At approximately 5:50 p.m., an HC-130 refueling aircraft from the 211th Rescue Squadron and an HH-60 Pave Hawk helicopter from the 210th Rescue Squadron launched from Joint Base Elmendorf-Richardson in Anchorage with Guardian Angel pararescue teams aboard. They each searched for approximately eight hours before returning to JBER for crew rest.
“Nothing was spotted, nothing was heard last night,” Carte said. “Yesterday we conducted what is called a ‘hasty search,’ extensively looking in areas along the projected flight route known to cause problems for aircraft. Today, we have moved into the ‘extended search’ in which we have given grid assignments to search aircraft and are searching in a systematic manner.”
There were at least 10 coordinated aircraft searching for the overdue plane today.
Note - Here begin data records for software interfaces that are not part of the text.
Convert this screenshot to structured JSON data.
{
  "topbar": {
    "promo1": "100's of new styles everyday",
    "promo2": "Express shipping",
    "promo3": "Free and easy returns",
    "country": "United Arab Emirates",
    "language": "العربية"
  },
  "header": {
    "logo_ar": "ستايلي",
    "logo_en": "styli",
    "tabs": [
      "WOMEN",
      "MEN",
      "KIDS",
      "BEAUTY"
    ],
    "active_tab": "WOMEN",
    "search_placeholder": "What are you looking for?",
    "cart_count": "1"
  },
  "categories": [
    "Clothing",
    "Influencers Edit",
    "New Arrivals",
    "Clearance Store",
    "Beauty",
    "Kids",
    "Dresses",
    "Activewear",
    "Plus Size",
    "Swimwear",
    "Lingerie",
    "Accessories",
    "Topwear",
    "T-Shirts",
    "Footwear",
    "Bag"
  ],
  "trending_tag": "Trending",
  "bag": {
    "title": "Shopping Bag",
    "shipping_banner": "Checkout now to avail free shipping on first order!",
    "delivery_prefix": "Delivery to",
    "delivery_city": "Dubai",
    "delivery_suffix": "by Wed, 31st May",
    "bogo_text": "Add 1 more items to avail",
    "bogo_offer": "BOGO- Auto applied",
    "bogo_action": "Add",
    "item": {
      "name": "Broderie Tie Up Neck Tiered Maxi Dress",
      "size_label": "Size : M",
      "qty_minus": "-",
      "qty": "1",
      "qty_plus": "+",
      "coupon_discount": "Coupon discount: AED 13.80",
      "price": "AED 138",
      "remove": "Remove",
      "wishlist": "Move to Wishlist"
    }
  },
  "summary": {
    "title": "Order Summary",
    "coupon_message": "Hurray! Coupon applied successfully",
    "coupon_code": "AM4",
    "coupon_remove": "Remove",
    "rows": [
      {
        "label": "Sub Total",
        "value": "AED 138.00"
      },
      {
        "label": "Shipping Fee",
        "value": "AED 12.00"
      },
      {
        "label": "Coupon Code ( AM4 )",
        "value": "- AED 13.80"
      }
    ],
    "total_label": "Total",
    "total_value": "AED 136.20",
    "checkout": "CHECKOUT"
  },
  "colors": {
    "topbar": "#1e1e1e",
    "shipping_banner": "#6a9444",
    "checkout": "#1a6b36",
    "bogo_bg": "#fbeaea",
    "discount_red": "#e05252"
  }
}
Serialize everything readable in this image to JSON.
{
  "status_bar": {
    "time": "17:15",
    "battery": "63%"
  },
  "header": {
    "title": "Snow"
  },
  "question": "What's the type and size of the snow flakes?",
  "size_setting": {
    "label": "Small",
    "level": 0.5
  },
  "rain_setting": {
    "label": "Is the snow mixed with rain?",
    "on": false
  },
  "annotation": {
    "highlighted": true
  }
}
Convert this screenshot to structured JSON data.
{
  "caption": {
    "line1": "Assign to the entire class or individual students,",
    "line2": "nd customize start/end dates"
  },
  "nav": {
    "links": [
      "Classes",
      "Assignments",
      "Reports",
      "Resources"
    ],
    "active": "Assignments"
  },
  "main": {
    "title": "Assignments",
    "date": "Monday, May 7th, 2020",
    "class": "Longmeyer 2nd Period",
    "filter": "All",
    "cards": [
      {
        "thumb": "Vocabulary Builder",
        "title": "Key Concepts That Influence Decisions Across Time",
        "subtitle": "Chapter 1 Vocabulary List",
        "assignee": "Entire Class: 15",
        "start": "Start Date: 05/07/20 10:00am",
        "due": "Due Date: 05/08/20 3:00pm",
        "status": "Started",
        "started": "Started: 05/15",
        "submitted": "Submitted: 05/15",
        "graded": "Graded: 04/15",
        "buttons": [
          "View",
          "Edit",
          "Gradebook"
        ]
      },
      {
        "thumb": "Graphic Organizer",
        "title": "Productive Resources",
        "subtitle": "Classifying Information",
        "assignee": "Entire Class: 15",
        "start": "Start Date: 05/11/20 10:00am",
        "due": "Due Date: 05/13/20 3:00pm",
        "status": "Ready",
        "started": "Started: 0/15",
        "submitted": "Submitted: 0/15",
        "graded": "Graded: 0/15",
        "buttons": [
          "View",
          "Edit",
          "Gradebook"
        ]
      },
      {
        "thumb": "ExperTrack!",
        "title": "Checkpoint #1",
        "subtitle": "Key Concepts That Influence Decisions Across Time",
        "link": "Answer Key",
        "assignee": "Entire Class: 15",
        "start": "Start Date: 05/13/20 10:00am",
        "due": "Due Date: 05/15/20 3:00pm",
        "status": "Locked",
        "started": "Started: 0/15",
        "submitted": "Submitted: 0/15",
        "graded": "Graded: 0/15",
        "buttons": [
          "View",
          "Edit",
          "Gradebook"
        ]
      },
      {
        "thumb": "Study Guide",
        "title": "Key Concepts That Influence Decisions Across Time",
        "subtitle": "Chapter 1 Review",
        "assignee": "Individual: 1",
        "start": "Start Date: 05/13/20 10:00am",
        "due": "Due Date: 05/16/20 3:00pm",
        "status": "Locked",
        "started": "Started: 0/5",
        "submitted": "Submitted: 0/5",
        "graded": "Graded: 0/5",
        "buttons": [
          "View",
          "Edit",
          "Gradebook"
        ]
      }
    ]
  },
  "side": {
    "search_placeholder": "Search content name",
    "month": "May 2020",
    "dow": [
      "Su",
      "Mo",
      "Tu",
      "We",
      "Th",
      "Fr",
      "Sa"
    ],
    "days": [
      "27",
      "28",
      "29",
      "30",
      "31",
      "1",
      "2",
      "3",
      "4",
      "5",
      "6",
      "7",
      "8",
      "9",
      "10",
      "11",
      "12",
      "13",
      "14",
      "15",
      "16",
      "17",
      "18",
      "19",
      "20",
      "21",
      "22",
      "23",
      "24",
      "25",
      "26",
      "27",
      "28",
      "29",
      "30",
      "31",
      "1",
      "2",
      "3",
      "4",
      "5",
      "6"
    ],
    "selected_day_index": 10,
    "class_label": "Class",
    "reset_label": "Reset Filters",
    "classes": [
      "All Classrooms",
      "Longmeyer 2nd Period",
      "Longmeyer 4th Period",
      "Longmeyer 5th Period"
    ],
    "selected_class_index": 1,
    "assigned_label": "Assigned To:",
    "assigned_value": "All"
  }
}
An Alaska Air National Guard HH-60 Pave Hawk helicopter with a Guardian Angel team aboard launched around 8 a.m. An Alaska Air National Guard HC-130 aircraft with another Guardian Angel team aboard soon followed suit. An Alaska Army National Guard UH-60 Black Hawk helicopter from 1-207th Aviation also joined the search this morning. In addition, the Birchwood and Merrill Field Civil Air Patrol were also involved, as well as several Good Samaritan pilots and Iditarod Air Force aircraft. The overdue aircraft was not part of the Iditarod.
The pilot had a personal locator beacon in his vest and a 406 emergency locator transmitter onboard. The Search and Rescue Satellite Aided Tracking, or SARSAT system, has not picked up a signal for either beacon. According to the RCC, the pilot was experienced and traveled well equipped for emergencies.
Here's the Troopers' statement on the incident:
Case number: AK 13015264
Type: SAR- missing aircraft
Text: On 3-4-2013 at approximately 2040 hours, McGrath AST was notified of
an overdue aircraft. Investigation revealed that pilot Ted Smith, 59, of Eagle
River, was flying a Cessna 182 with two passengers, Carolyn Sorvoja, 48,
of Eagle River, and Rosemarie Sorvoja, 10, of Eagle River, from Anchorage
to Takotna. The aircraft was supposed to return to Anchorage to transport
additional passengers but failed to arrive by 1600 hours. RCC launched aircraft
early yesterday evening. Alaska State Troopers and Alaska Wildlife Troopers
launched two aircrafts on 3-5-2013 to join search efforts. In the late
morning of 3-5-2013, RCC located the plane wreckage and confirmed that all
on board were deceased. RCC conducted the body recovery effort. Next of Kin
has been notified. Investigation is ongoing.
Received Tuesday, March 05, 2013 1:05 PM and posted Tuesday, March 05, 2013 1:46 PM